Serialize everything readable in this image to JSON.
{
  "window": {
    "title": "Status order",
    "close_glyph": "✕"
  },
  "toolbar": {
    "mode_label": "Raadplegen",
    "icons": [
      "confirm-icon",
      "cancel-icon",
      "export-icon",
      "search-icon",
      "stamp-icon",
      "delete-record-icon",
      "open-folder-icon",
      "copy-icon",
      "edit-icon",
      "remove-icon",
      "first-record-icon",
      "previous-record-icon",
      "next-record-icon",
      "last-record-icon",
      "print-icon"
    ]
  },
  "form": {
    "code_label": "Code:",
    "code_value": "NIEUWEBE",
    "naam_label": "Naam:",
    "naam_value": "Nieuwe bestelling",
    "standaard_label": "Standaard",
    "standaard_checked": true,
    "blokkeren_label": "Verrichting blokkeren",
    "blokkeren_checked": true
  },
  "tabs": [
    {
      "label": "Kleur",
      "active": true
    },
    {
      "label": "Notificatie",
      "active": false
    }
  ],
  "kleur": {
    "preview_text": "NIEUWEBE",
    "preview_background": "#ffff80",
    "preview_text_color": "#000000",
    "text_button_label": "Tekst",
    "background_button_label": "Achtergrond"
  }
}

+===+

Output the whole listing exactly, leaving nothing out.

(The answer):
Serialize everything readable in this image to JSON.
{
  "window": {
    "title": "Status order",
    "close_glyph": "✕"
  },
  "toolbar": {
    "mode_label": "Raadplegen",
    "icons": [
      "confirm-icon",
      "cancel-icon",
      "export-icon",
      "search-icon",
      "stamp-icon",
      "delete-record-icon",
      "open-folder-icon",
      "copy-icon",
      "edit-icon",
      "remove-icon",
      "first-record-icon",
      "previous-record-icon",
      "next-record-icon",
      "last-record-icon",
      "print-icon"
    ]
  },
  "form": {
    "code_label": "Code:",
    "code_value": "NIEUWEBE",
    "naam_label": "Naam:",
    "naam_value": "Nieuwe bestelling",
    "standaard_label": "Standaard",
    "standaard_checked": true,
    "blokkeren_label": "Verrichting blokkeren",
    "blokkeren_checked": true
  },
  "tabs": [
    {
      "label": "Kleur",
      "active": true
    },
    {
      "label": "Notificatie",
      "active": false
    }
  ],
  "kleur": {
    "preview_text": "NIEUWEBE",
    "preview_background": "#ffff80",
    "preview_text_color": "#000000",
    "text_button_label": "Tekst",
    "background_button_label": "Achtergrond"
  }
}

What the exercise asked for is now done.